INSTRUCTIONS TO FOLLOW » Where an entry holds an image, skip the image but reproduce the rest word for word.
DATASET RECORDS below:
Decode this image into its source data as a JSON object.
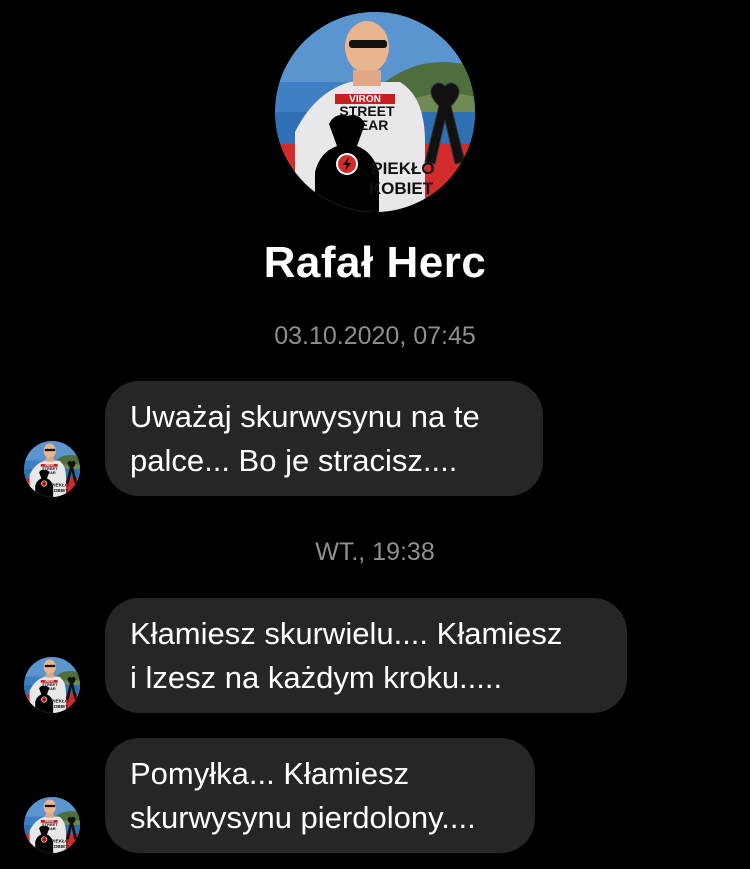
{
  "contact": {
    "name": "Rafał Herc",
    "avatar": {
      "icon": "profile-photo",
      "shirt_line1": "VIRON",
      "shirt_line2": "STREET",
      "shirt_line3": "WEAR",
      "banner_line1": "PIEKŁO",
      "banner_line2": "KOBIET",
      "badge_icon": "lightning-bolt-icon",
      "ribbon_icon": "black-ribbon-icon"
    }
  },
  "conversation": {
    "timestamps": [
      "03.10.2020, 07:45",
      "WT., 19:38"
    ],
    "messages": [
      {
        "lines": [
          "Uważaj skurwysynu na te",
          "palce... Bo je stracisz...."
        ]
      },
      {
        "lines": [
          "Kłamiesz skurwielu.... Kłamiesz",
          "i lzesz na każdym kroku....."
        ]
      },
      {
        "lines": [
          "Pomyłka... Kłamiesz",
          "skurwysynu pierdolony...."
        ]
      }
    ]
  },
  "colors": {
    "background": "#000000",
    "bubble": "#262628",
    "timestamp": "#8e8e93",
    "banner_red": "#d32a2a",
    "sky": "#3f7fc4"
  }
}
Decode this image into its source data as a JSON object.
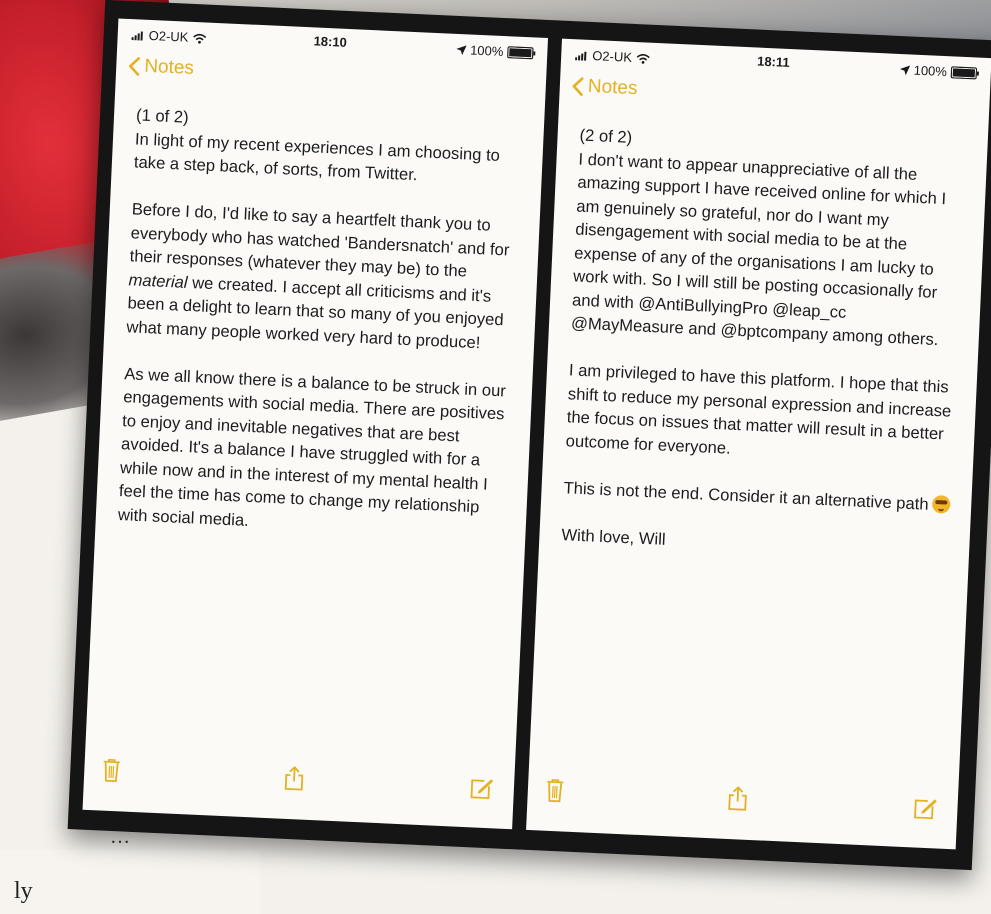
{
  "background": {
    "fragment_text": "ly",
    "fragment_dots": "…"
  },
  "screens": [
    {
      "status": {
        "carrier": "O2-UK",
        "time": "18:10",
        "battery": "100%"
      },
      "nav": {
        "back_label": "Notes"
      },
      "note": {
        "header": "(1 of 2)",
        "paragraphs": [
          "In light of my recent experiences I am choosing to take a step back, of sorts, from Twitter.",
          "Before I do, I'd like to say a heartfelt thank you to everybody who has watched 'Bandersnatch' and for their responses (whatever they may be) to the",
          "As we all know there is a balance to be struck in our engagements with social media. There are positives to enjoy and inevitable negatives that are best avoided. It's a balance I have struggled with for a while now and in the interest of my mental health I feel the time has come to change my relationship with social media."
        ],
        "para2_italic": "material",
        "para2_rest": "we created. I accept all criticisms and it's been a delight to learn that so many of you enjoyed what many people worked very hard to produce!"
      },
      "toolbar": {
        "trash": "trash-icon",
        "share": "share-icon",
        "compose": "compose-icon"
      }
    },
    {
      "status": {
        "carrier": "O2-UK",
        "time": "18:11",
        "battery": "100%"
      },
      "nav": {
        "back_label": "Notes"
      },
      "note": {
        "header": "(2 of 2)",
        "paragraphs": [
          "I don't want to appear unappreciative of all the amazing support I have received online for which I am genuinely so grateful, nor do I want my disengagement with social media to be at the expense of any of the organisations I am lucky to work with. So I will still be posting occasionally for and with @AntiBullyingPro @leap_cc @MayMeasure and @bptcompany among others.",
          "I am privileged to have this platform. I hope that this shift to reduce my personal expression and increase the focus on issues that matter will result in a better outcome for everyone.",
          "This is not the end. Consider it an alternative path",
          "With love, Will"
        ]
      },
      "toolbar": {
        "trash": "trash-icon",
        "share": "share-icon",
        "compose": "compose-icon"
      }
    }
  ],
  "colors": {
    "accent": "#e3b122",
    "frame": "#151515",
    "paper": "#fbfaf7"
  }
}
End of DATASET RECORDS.
WORKED SOLUTION »
Decode this image into its source data as a JSON object.
{
  "contact": {
    "name": "Rafał Herc",
    "avatar": {
      "icon": "profile-photo",
      "shirt_line1": "VIRON",
      "shirt_line2": "STREET",
      "shirt_line3": "WEAR",
      "banner_line1": "PIEKŁO",
      "banner_line2": "KOBIET",
      "badge_icon": "lightning-bolt-icon",
      "ribbon_icon": "black-ribbon-icon"
    }
  },
  "conversation": {
    "timestamps": [
      "03.10.2020, 07:45",
      "WT., 19:38"
    ],
    "messages": [
      {
        "lines": [
          "Uważaj skurwysynu na te",
          "palce... Bo je stracisz...."
        ]
      },
      {
        "lines": [
          "Kłamiesz skurwielu.... Kłamiesz",
          "i lzesz na każdym kroku....."
        ]
      },
      {
        "lines": [
          "Pomyłka... Kłamiesz",
          "skurwysynu pierdolony...."
        ]
      }
    ]
  },
  "colors": {
    "background": "#000000",
    "bubble": "#262628",
    "timestamp": "#8e8e93",
    "banner_red": "#d32a2a",
    "sky": "#3f7fc4"
  }
}
Decode this image into its source data as a JSON object.
{
  "background": {
    "fragment_text": "ly",
    "fragment_dots": "…"
  },
  "screens": [
    {
      "status": {
        "carrier": "O2-UK",
        "time": "18:10",
        "battery": "100%"
      },
      "nav": {
        "back_label": "Notes"
      },
      "note": {
        "header": "(1 of 2)",
        "paragraphs": [
          "In light of my recent experiences I am choosing to take a step back, of sorts, from Twitter.",
          "Before I do, I'd like to say a heartfelt thank you to everybody who has watched 'Bandersnatch' and for their responses (whatever they may be) to the",
          "As we all know there is a balance to be struck in our engagements with social media. There are positives to enjoy and inevitable negatives that are best avoided. It's a balance I have struggled with for a while now and in the interest of my mental health I feel the time has come to change my relationship with social media."
        ],
        "para2_italic": "material",
        "para2_rest": "we created. I accept all criticisms and it's been a delight to learn that so many of you enjoyed what many people worked very hard to produce!"
      },
      "toolbar": {
        "trash": "trash-icon",
        "share": "share-icon",
        "compose": "compose-icon"
      }
    },
    {
      "status": {
        "carrier": "O2-UK",
        "time": "18:11",
        "battery": "100%"
      },
      "nav": {
        "back_label": "Notes"
      },
      "note": {
        "header": "(2 of 2)",
        "paragraphs": [
          "I don't want to appear unappreciative of all the amazing support I have received online for which I am genuinely so grateful, nor do I want my disengagement with social media to be at the expense of any of the organisations I am lucky to work with. So I will still be posting occasionally for and with @AntiBullyingPro @leap_cc @MayMeasure and @bptcompany among others.",
          "I am privileged to have this platform. I hope that this shift to reduce my personal expression and increase the focus on issues that matter will result in a better outcome for everyone.",
          "This is not the end. Consider it an alternative path",
          "With love, Will"
        ]
      },
      "toolbar": {
        "trash": "trash-icon",
        "share": "share-icon",
        "compose": "compose-icon"
      }
    }
  ],
  "colors": {
    "accent": "#e3b122",
    "frame": "#151515",
    "paper": "#fbfaf7"
  }
}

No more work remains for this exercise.